This way of thinking about honor meant medieval legal codes frequently assigned punishment based on the rank of offender and offended. The penalty for killing the king's deer, for instance, could range from a fine to death depending on the status of the accused. In this mindset, if a king and a peasant committed the same crime against the same person, it would be corrupt to give them the same punishment. To do so would undermine the honor of society — honor ostensibly ordained by God.
For most Westerners today, this is a very foreign way of thinking about justice. As children of the Enlightenment, we find it perfectly obvious that the punishment for a given crime must stay the same regardless of social status. To determine punishment by one's degree of honor is self-evidently corrupt.
But not everyone agrees. Though I wager you'd be hard pressed to find someone in America today who would offer a complete articulation of the medieval perspective on order and claim it as their own, this viewpoint has not been so thoroughly eradicated as we might think. Trump and his supporters are among its carriers, and his presidency has exacerbated their symptoms.
For Trump, society has a definite hierarchy that must be preserved. As president and a wealthy, white businessman, his own rank is the highest. Trump is our world's analogue to the king, and he has plenty of slithering court evangelicals feeding him assurances that his position is God-ordained. His children are, in his phrase, "high quality" too. The exact details of the rest of the hierarchy are debatable, but being female, poor, non-white, disabled, a Democrat, an immigrant, physically unattractive, a member of the media, or a Trump critic of any variety clearly lowers your marks.
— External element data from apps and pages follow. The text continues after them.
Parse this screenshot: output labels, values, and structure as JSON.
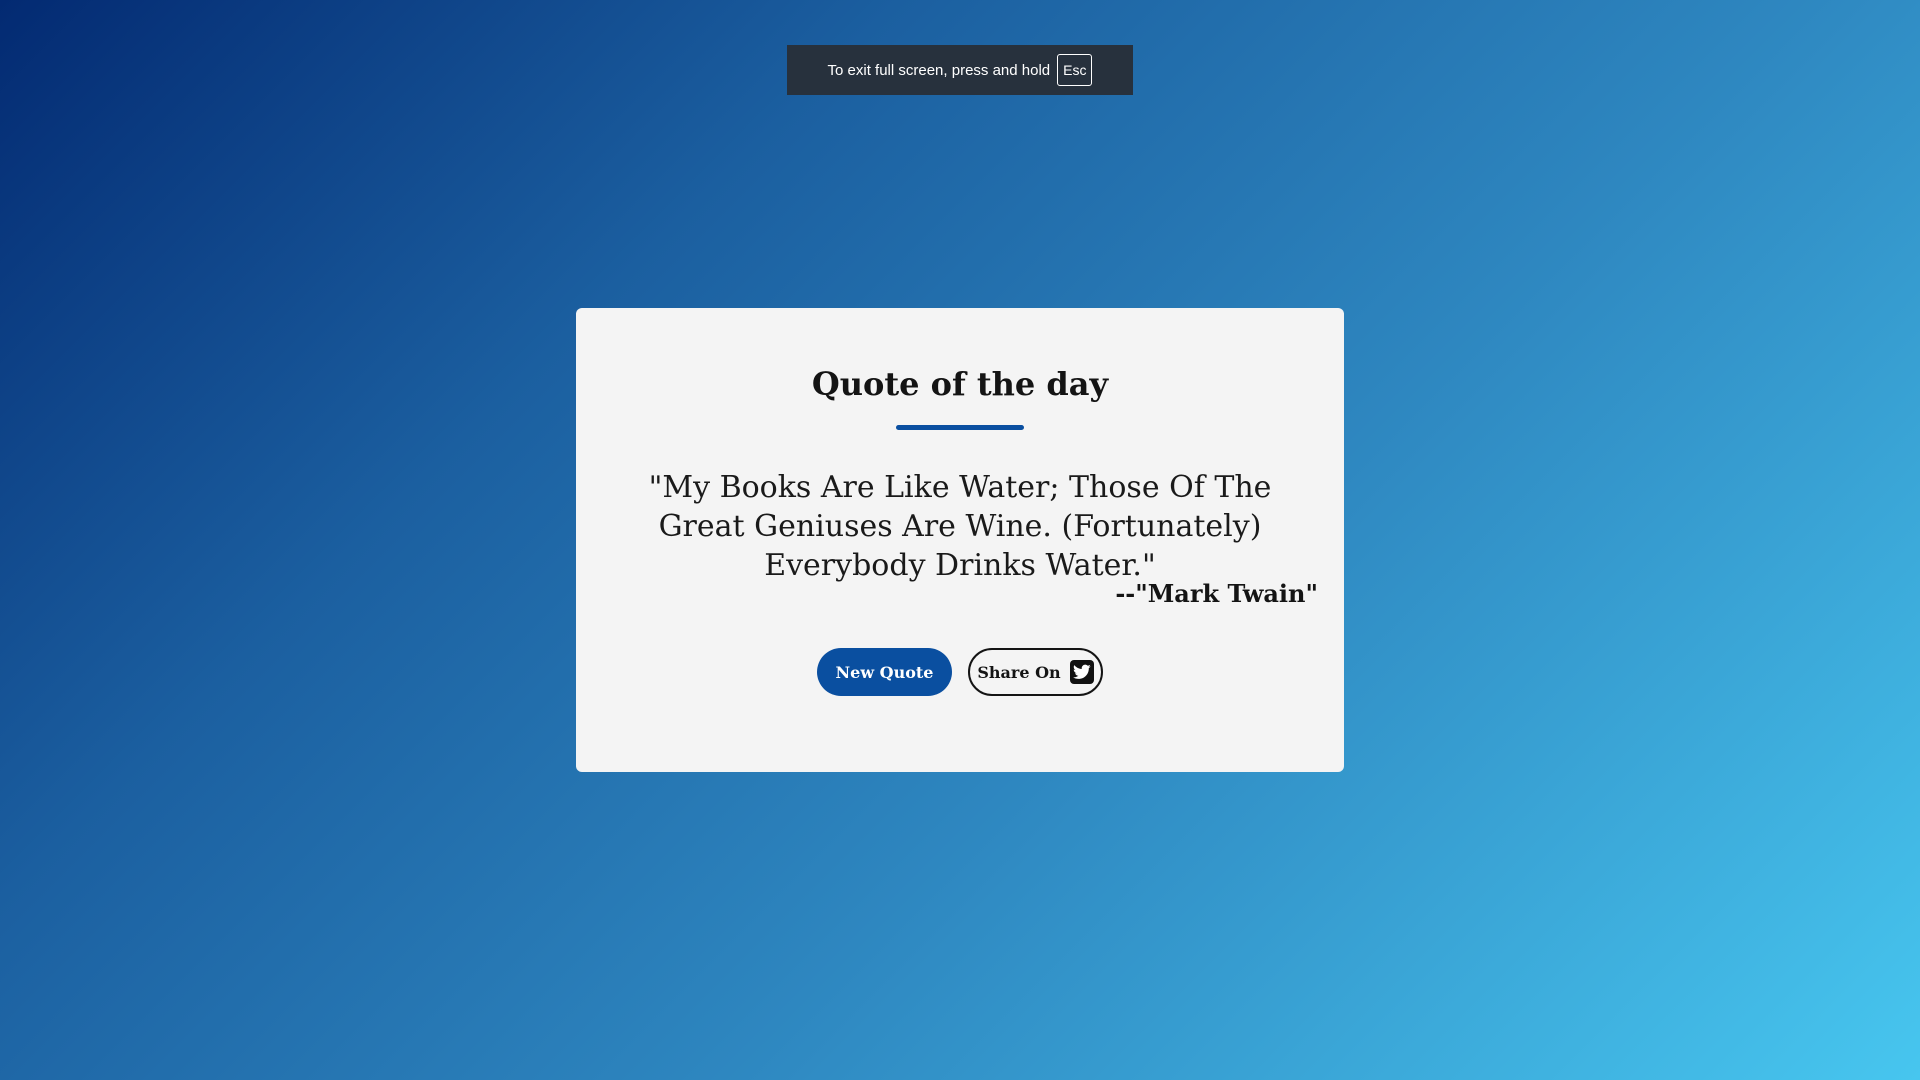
{
  "browser": {
    "fullscreen_notice": "To exit full screen, press and hold",
    "fullscreen_key": "Esc"
  },
  "card": {
    "title": "Quote of the day",
    "quote": "\"My Books Are Like Water; Those Of The Great Geniuses Are Wine. (Fortunately) Everybody Drinks Water.\"",
    "author": "--\"Mark Twain\"",
    "new_quote_label": "New Quote",
    "share_label": "Share On",
    "share_icon": "twitter-icon"
  },
  "colors": {
    "accent": "#0a4fa0",
    "card_background": "#f4f4f4",
    "gradient_start": "#032a72",
    "gradient_end": "#47c6ef"
  }
}
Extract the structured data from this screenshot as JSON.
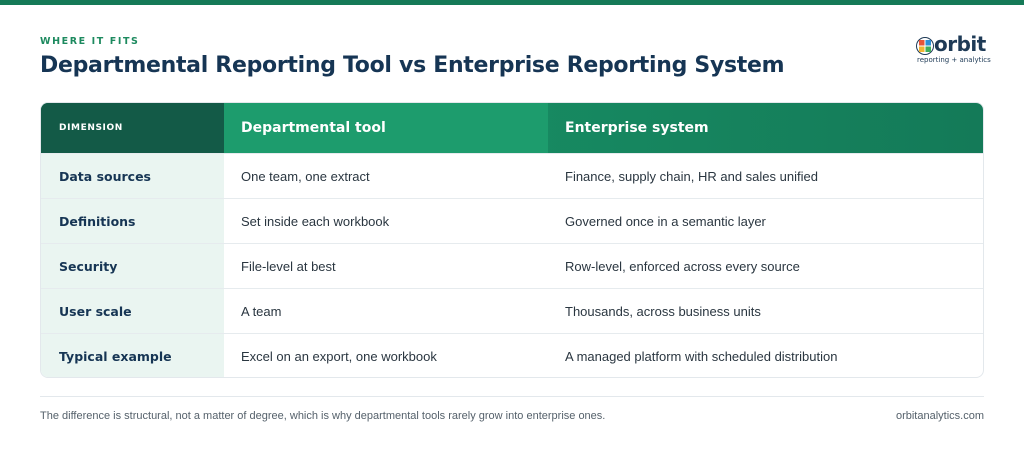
{
  "header": {
    "eyebrow": "WHERE IT FITS",
    "title": "Departmental Reporting Tool vs Enterprise Reporting System"
  },
  "logo": {
    "wordmark": "orbit",
    "tagline": "reporting + analytics",
    "colors": [
      "#e8543a",
      "#2e8fd6",
      "#f2b632",
      "#3fae5a"
    ]
  },
  "table": {
    "columns": [
      "DIMENSION",
      "Departmental tool",
      "Enterprise system"
    ],
    "rows": [
      {
        "dimension": "Data sources",
        "departmental": "One team, one extract",
        "enterprise": "Finance, supply chain, HR and sales unified"
      },
      {
        "dimension": "Definitions",
        "departmental": "Set inside each workbook",
        "enterprise": "Governed once in a semantic layer"
      },
      {
        "dimension": "Security",
        "departmental": "File-level at best",
        "enterprise": "Row-level, enforced across every source"
      },
      {
        "dimension": "User scale",
        "departmental": "A team",
        "enterprise": "Thousands, across business units"
      },
      {
        "dimension": "Typical example",
        "departmental": "Excel on an export, one workbook",
        "enterprise": "A managed platform with scheduled distribution"
      }
    ]
  },
  "footer": {
    "note": "The difference is structural, not a matter of degree, which is why departmental tools rarely grow into enterprise ones.",
    "site": "orbitanalytics.com"
  },
  "colors": {
    "accent": "#157a57",
    "header_dark": "#135a47",
    "title": "#163554",
    "dimension_bg": "#eaf5f1"
  }
}
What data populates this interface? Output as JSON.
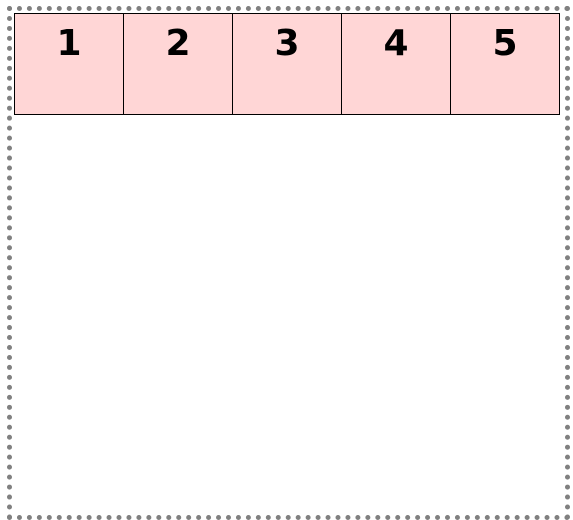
{
  "boxes": [
    {
      "label": "1"
    },
    {
      "label": "2"
    },
    {
      "label": "3"
    },
    {
      "label": "4"
    },
    {
      "label": "5"
    }
  ],
  "colors": {
    "box_fill": "#ffd6d6",
    "box_border": "#000000",
    "container_border": "#808080"
  }
}
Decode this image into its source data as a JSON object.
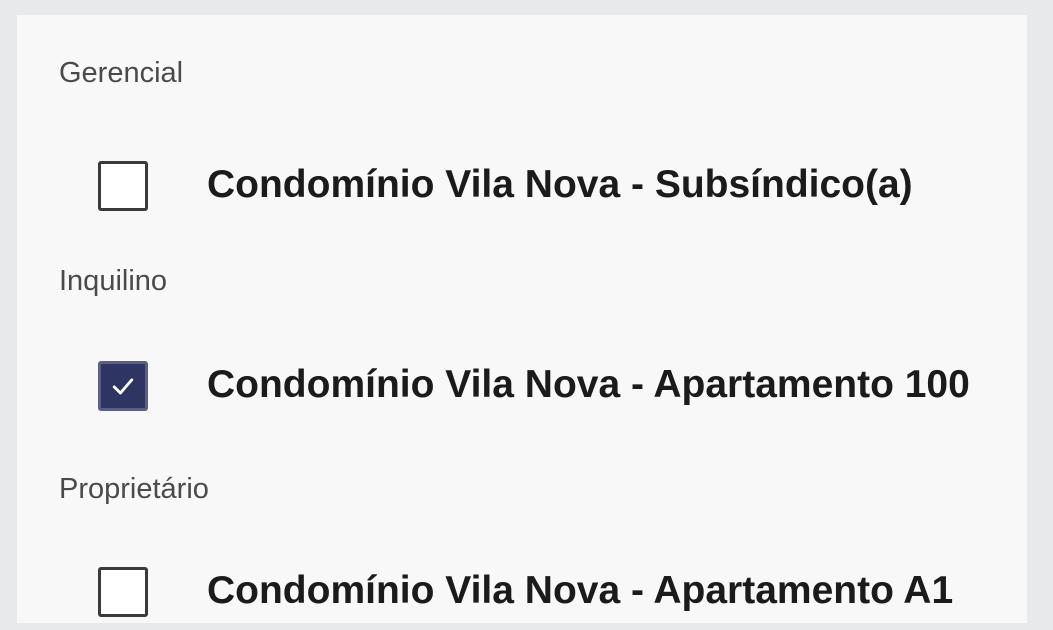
{
  "sections": [
    {
      "title": "Gerencial",
      "option": {
        "label": "Condomínio Vila Nova - Subsíndico(a)",
        "checked": false
      }
    },
    {
      "title": "Inquilino",
      "option": {
        "label": "Condomínio Vila Nova - Apartamento 100",
        "checked": true
      }
    },
    {
      "title": "Proprietário",
      "option": {
        "label": "Condomínio Vila Nova - Apartamento A1",
        "checked": false
      }
    }
  ],
  "colors": {
    "checked_fill": "#2e3563",
    "checkmark": "#ffffff",
    "label_text": "#1b1b1b",
    "section_text": "#4a4a4a"
  },
  "icons": {
    "checked": "check-icon"
  }
}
So, to illustrate, Trump is very angry about NFL players protesting police brutality during the national anthem. He associates the anthem with himself as head of state and believes the players (in his mind, low honor people) have offended his high honor. He is also very angry about the murder of white Americans (high honor) by non-white immigrants (low honor). Trump believes his own enemies, like Clinton, deserve very large punishments; their honor is clearly at peasant levels. Anyone associated with or flattering of Trump, however, shares in his honor and therefore could not possibly deserve much punishment because any offenses they committed were against victims of lower status.
In this scheme, Trump and his compatriots always act to uphold the order of our society simply by virtue of who they are; therefore they cannot be corrupt. Trump's various low-honor enemies are inherently corrupt, inherently a threat to order, irrespective of the severity of their behavior. They should be punished accordingly.
We moderns have a habit of using "medieval" in a negative sense, which is only sometimes fair. Medieval sanitation, for instance, was horrific. Yet medieval people were not stupider than we are. They developed valuable new ideas and could boast of beauty and craftsmanship we have lost today.
But when it comes to justice, whatever logic the medieval idea of honor may have once held, I feel comfortable arguing it was rightfully superseded. The aim, though very imperfectly executed, to build "a government of laws and not of men" is one of our country's greatest virtues. It is a virtue the president's medieval sense of honor will not let him understand.